(Data extract Opens)

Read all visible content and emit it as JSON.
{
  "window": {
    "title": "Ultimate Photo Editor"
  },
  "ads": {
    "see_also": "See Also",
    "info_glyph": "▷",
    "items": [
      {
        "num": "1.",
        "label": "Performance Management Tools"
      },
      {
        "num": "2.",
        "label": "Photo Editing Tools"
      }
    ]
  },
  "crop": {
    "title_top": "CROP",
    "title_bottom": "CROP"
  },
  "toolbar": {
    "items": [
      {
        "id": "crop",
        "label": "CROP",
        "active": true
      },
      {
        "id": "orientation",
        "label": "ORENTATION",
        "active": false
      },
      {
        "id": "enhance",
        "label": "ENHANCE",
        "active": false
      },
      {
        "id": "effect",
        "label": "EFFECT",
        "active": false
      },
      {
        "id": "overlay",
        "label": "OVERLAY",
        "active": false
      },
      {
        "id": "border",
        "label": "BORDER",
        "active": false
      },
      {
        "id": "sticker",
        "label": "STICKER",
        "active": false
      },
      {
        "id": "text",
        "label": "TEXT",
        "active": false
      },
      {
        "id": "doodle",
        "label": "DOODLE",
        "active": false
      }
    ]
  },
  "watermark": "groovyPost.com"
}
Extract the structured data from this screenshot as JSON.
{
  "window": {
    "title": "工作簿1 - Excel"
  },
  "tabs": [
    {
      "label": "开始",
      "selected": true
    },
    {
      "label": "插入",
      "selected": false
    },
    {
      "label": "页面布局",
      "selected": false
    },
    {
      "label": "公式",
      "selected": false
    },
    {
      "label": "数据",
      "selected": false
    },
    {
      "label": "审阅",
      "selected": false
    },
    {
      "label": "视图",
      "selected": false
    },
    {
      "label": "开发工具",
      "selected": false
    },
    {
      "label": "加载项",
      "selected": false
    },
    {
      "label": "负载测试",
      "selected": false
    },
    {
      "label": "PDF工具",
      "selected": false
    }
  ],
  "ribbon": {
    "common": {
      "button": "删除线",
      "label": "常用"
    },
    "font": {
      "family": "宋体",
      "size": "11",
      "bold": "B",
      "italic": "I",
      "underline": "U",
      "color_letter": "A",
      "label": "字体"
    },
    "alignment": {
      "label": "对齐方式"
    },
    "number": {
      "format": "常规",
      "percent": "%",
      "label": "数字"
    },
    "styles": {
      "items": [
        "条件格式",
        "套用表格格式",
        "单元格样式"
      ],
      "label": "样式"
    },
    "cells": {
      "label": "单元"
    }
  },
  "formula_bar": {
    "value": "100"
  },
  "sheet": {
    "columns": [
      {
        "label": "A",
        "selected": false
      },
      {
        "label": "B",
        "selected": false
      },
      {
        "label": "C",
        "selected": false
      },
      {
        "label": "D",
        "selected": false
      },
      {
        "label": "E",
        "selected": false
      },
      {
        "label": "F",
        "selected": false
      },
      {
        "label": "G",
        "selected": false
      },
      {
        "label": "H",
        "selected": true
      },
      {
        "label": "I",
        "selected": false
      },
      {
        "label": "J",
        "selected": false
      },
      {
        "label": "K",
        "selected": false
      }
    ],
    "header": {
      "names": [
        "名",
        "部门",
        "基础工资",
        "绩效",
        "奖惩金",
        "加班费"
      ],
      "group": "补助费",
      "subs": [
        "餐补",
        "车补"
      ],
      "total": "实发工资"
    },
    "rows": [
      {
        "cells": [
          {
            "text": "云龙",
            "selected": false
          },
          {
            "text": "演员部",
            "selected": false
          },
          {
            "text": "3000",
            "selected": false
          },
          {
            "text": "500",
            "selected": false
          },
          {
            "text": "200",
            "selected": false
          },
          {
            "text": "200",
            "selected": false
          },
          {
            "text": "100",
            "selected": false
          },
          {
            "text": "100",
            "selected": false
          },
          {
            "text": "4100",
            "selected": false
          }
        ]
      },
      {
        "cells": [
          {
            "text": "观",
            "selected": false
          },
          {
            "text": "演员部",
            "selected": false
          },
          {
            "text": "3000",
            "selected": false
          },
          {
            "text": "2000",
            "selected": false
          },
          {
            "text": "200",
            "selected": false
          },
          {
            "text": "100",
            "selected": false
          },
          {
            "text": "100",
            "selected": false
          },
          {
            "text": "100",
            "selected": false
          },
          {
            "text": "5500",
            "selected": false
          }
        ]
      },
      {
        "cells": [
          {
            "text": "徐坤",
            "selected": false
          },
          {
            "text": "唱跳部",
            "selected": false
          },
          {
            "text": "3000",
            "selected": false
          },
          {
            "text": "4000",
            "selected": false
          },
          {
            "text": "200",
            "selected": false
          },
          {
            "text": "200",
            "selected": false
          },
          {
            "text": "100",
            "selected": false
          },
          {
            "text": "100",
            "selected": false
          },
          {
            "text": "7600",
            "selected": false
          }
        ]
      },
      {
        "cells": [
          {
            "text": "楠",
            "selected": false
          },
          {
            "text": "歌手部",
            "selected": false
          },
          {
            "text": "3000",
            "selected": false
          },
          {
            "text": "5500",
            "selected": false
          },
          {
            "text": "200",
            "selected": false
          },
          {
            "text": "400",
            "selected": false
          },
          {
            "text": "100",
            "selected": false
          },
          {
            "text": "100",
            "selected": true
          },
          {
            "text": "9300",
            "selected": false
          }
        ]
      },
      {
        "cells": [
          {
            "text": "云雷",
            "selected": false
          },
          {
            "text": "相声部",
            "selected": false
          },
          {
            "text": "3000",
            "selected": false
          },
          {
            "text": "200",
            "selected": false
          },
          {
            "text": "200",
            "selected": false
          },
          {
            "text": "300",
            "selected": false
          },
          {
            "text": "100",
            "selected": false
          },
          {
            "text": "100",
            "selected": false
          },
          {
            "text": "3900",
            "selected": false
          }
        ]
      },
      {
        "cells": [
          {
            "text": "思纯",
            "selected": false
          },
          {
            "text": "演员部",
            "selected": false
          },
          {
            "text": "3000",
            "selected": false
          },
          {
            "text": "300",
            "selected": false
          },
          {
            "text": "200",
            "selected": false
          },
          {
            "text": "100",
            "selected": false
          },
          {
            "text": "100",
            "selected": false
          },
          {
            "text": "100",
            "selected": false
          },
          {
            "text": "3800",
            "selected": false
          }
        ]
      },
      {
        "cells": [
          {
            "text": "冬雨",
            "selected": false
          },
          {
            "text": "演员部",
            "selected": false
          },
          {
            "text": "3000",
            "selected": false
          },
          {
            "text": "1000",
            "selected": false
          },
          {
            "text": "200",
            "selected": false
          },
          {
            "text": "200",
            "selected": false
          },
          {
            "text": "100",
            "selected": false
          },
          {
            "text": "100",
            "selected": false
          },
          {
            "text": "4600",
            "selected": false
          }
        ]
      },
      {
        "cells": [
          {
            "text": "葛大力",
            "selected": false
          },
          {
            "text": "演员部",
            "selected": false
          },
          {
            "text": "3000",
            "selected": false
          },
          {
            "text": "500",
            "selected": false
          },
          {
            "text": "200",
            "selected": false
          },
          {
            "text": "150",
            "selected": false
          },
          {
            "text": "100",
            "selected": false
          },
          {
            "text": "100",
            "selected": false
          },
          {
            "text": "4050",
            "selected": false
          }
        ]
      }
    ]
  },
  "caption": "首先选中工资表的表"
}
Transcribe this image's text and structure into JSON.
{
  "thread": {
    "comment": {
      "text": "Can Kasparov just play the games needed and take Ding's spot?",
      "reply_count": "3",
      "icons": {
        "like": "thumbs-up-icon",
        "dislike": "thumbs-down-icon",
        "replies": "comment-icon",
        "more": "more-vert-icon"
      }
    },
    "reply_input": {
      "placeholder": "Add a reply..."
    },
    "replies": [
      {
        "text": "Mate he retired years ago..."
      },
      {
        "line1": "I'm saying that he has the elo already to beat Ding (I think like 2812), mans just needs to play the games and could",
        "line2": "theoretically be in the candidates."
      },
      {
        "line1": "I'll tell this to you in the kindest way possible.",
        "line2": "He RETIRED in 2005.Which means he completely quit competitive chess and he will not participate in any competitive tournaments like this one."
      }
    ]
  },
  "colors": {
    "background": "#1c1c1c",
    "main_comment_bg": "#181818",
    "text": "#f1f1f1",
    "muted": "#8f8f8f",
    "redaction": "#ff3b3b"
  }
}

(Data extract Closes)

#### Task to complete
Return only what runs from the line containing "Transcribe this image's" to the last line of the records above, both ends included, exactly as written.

#### Answer section
Transcribe this image's text and structure into JSON.
{
  "thread": {
    "comment": {
      "text": "Can Kasparov just play the games needed and take Ding's spot?",
      "reply_count": "3",
      "icons": {
        "like": "thumbs-up-icon",
        "dislike": "thumbs-down-icon",
        "replies": "comment-icon",
        "more": "more-vert-icon"
      }
    },
    "reply_input": {
      "placeholder": "Add a reply..."
    },
    "replies": [
      {
        "text": "Mate he retired years ago..."
      },
      {
        "line1": "I'm saying that he has the elo already to beat Ding (I think like 2812), mans just needs to play the games and could",
        "line2": "theoretically be in the candidates."
      },
      {
        "line1": "I'll tell this to you in the kindest way possible.",
        "line2": "He RETIRED in 2005.Which means he completely quit competitive chess and he will not participate in any competitive tournaments like this one."
      }
    ]
  },
  "colors": {
    "background": "#1c1c1c",
    "main_comment_bg": "#181818",
    "text": "#f1f1f1",
    "muted": "#8f8f8f",
    "redaction": "#ff3b3b"
  }
}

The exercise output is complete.